1. ## graphing logs

could someone explain to me how to graph these?

#1. y = 4log2x (the 2 is the base)
#2. y = log0.2x^2 (the 0.2 is the base)

thank you.

2. Originally Posted by checkmarks
could someone explain to me how to graph these?

#1. y = 4log2x (the 2 is the base)
#2. y = log0.2x^2 (the 0.2 is the base)

thank you.
the fail safe way to draw any graph is to find:
- intercepts
-asymptotes
-end behaviors

and if you do caclulus
-critical points
-concavities

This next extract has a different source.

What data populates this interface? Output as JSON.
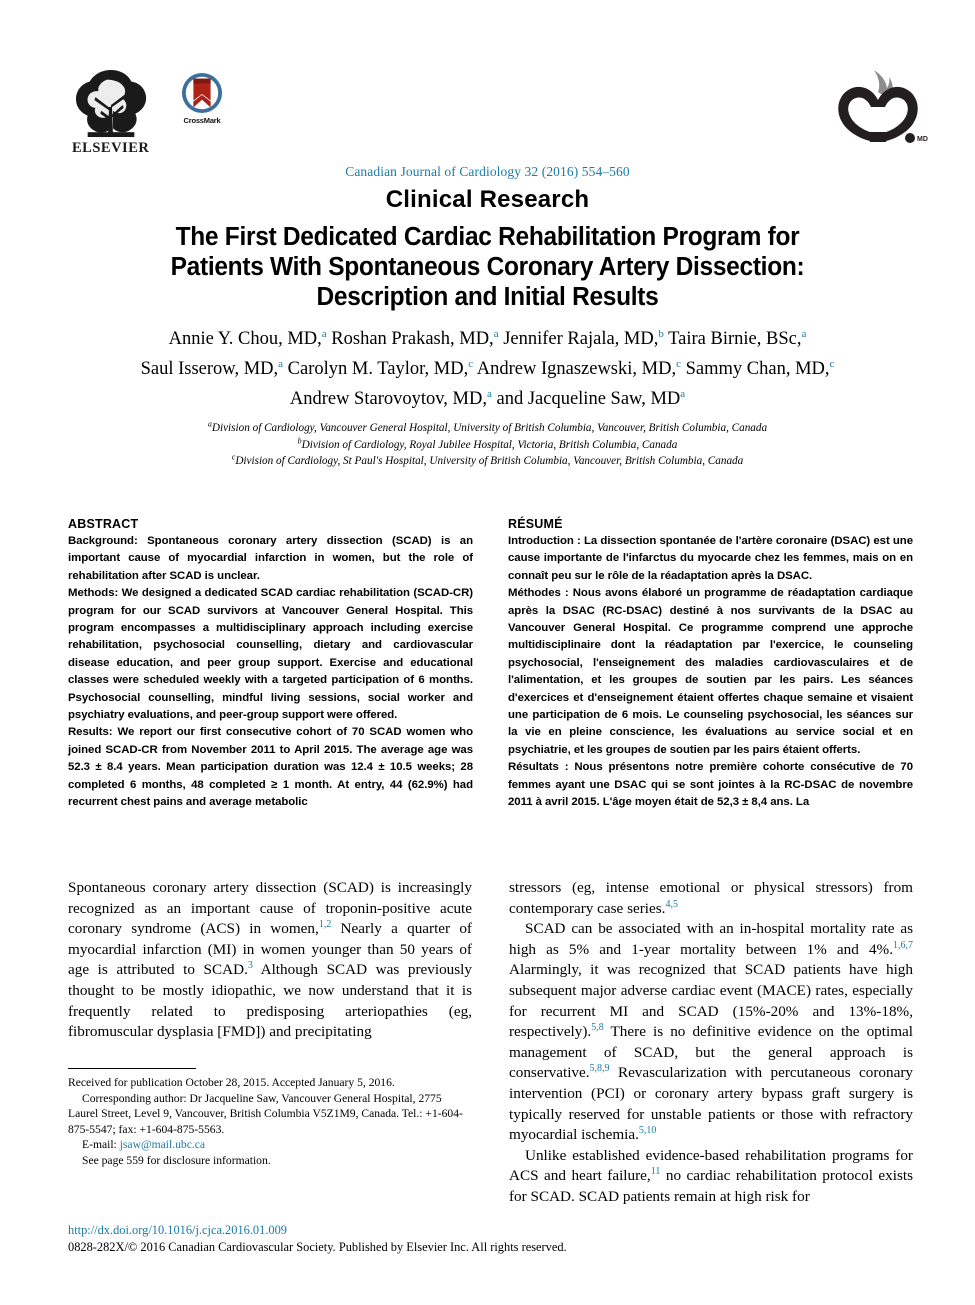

but these are log graphs, all log graphs have the same shape (the different bases only dictate how steep the graph is). in the general case, the log graph is asymptotic to the y-axis. it goes from negative infinity on the left, passes through (1,0) and goes to positive infinity. this is always the case unless the graph is shifted horizontally or vertically. neither of these graphs are shifted in such ways, so their graphs will look like the one below

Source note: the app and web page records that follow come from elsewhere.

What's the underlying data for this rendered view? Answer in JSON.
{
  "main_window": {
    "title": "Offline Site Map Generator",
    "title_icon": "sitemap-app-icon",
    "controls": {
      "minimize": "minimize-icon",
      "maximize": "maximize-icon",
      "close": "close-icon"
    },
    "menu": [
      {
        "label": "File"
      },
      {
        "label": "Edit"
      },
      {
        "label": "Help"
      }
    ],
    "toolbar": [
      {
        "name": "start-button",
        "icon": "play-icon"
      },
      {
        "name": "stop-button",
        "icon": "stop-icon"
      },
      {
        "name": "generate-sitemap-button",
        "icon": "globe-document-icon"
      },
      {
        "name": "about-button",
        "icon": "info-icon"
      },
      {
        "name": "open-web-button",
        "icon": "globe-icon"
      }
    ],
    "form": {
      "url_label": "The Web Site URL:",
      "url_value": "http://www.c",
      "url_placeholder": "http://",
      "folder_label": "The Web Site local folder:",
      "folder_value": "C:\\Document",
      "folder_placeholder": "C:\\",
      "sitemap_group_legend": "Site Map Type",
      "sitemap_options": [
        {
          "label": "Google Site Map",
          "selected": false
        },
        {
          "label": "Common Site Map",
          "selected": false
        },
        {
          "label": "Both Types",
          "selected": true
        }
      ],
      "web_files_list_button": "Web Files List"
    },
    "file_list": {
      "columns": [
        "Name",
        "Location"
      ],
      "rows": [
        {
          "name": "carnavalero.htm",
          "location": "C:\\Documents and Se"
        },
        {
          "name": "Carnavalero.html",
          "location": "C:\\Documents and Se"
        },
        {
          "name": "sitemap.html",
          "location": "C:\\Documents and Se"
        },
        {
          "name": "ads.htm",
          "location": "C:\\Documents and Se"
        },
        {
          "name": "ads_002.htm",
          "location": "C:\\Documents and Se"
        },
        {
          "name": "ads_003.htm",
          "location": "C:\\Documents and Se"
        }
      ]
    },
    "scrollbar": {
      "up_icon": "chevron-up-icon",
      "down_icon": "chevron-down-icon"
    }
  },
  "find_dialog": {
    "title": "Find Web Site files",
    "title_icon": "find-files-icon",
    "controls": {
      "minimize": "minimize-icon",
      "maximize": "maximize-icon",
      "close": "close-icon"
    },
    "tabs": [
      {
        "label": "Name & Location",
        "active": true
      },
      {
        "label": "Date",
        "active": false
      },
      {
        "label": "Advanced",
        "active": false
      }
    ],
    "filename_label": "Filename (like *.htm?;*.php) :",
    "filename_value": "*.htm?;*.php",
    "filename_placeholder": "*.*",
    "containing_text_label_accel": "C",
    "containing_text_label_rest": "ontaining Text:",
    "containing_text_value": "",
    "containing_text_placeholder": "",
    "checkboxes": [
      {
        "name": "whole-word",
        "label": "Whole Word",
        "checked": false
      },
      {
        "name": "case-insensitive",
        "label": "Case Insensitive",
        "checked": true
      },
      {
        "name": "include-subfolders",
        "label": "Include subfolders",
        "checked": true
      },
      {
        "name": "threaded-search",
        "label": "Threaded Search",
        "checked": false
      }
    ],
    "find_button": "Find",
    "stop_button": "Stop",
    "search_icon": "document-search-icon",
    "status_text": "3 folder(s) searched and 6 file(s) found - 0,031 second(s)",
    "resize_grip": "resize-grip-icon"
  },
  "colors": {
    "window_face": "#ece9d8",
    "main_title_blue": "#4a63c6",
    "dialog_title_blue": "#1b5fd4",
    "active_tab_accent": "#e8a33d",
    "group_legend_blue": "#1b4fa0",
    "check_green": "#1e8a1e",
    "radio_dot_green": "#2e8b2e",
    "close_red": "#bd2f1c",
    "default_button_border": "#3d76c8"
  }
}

This is my 2th post!!!!!!!!!!!!!

3. Originally Posted by checkmarks
could someone explain to me how to graph these?

#1. y = 4log2x (the 2 is the base)
#2. y = log0.2x^2 (the 0.2 is the base)

thank you.
Hello,

as Jhevon pointed out all log-graphs have the same shape (more or less). If you know the graph of $y=\ln(x)$ then you get the graphs of other log-function by a vertical dilation (to the x-axis) with a constant scale-factor (not certain if I used the correct expressions here).

to #1: From
$y=4 \cdot \log_2(x)\ \Longleftrightarrow \ y=4 \cdot \frac{\ln(x)}{\ln(2)}=\frac{4}{\ln(2)} \cdot \ln(x) \approx 5.77 \cdot \ln(x)$

As you can see the y-values of y=ln(x) are multiplicated by the constant factor 5.77

to #2:From
$y= \log_{\frac{1}{5}}(x^2)\ \Longleftrightarrow \ y=\frac{\ln(x^2)}{\ln \left(\frac{1}{5} \right)}=\frac{2}{\ln \left(\frac{1}{5} \right)} \cdot \ln(|x|) \approx -1.243 \cdot \ln(|x|)$